Records from a collection

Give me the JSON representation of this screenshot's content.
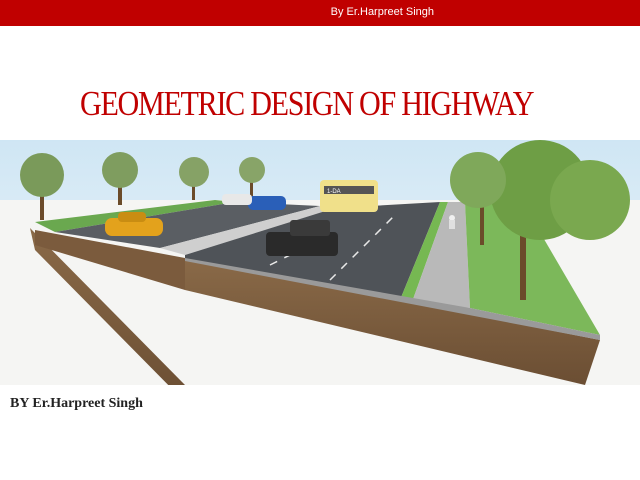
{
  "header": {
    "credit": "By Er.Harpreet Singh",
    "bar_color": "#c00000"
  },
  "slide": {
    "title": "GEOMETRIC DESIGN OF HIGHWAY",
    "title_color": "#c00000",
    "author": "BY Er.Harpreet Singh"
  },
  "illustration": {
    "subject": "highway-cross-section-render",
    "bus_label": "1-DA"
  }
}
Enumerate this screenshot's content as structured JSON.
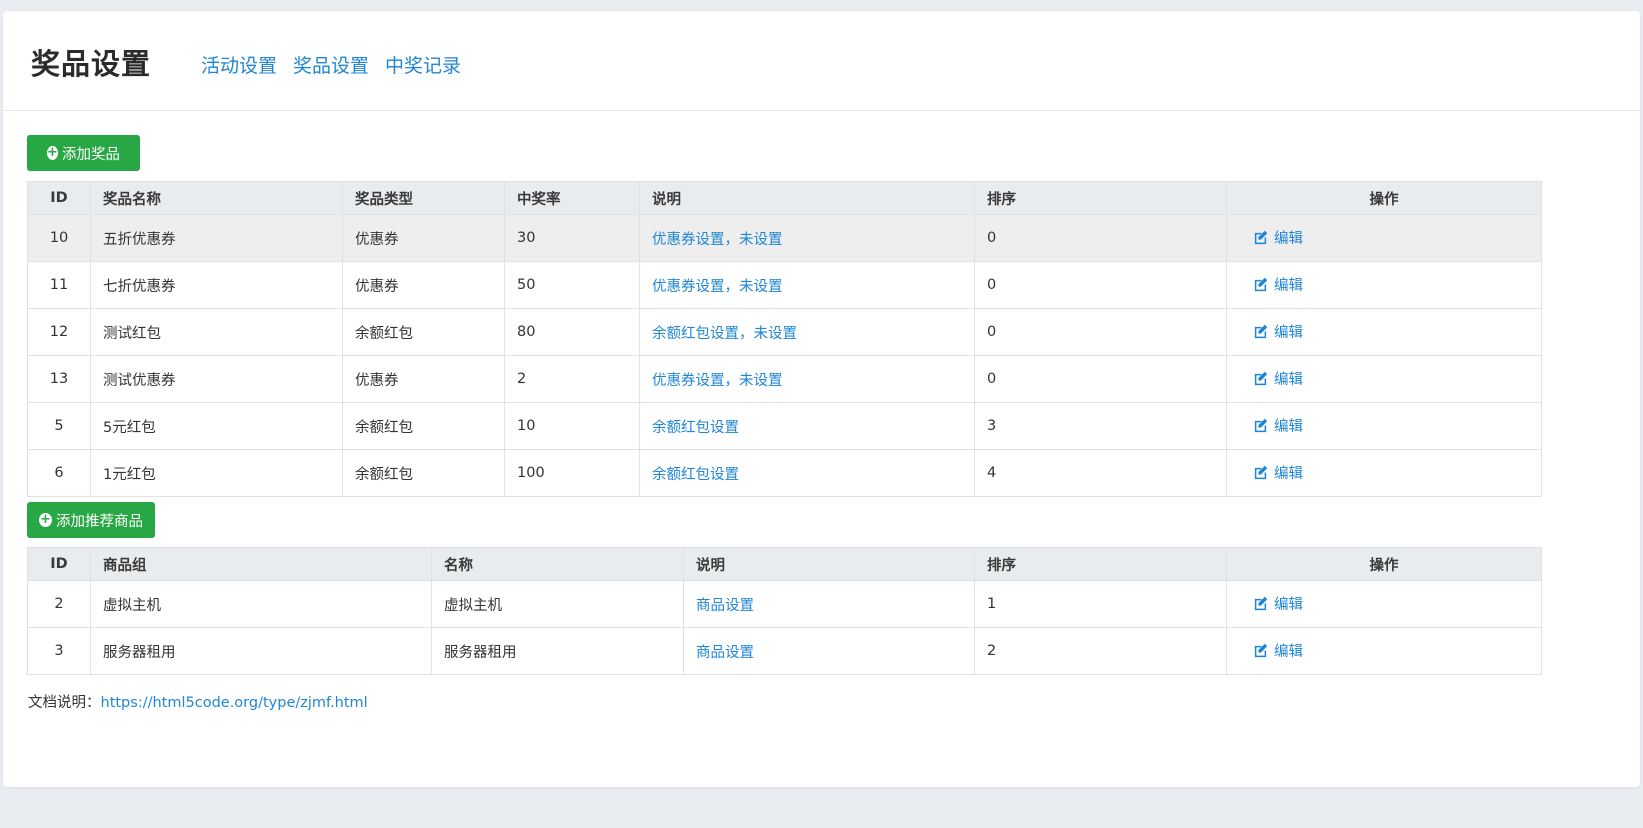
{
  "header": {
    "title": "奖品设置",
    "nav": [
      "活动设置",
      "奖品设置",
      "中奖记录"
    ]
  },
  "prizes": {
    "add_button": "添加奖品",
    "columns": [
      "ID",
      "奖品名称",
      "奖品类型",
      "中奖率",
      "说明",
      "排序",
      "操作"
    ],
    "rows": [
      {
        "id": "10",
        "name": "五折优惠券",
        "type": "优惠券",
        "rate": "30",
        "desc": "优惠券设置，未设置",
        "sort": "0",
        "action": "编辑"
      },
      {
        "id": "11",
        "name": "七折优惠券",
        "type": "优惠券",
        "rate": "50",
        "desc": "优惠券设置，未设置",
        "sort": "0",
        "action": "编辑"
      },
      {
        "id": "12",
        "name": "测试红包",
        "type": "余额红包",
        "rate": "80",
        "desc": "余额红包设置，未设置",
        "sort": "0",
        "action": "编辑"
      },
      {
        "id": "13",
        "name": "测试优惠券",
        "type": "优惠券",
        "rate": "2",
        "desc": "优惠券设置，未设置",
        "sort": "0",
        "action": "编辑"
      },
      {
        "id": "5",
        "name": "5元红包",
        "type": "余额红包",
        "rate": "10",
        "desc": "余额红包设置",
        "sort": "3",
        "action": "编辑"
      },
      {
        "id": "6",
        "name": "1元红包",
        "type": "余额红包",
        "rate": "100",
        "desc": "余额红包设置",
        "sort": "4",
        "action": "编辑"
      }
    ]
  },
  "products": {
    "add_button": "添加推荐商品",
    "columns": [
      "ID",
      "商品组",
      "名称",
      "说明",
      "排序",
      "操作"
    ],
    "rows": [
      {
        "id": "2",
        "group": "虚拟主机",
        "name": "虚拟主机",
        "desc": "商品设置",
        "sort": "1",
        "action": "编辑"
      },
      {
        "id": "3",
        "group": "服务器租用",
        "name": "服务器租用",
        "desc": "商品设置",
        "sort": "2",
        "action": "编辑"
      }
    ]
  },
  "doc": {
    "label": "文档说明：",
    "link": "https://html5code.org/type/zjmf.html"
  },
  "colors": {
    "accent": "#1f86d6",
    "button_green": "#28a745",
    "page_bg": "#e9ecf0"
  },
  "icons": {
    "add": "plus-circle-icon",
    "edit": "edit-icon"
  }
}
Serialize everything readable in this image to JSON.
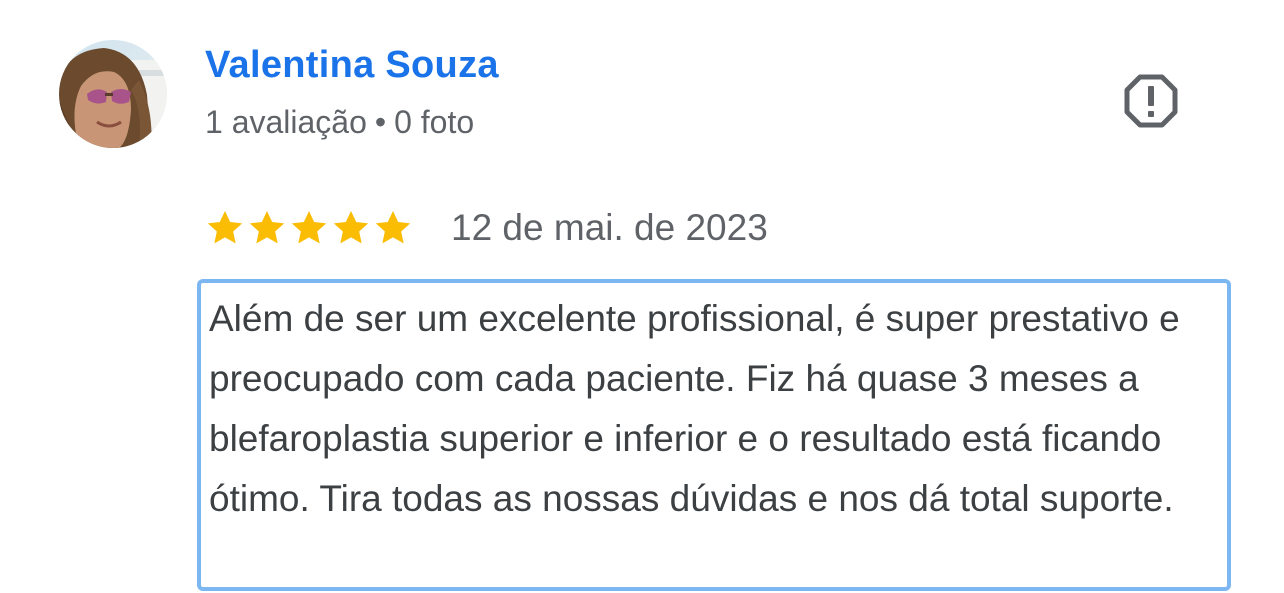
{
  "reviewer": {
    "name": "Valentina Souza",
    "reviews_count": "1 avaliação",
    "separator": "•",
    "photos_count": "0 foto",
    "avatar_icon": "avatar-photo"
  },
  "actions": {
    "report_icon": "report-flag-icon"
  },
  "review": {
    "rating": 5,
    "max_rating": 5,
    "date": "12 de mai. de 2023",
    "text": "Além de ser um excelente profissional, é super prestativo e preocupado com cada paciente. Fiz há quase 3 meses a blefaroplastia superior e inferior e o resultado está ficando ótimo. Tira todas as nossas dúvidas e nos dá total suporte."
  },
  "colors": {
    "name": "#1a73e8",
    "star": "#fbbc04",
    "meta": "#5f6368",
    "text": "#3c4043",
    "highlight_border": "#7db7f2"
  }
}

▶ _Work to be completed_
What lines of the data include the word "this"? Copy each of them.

▶ _Answer section_
Give me the JSON representation of this screenshot's content.
Enumerate this screenshot's content as structured JSON.
Serialize everything readable in this image to JSON.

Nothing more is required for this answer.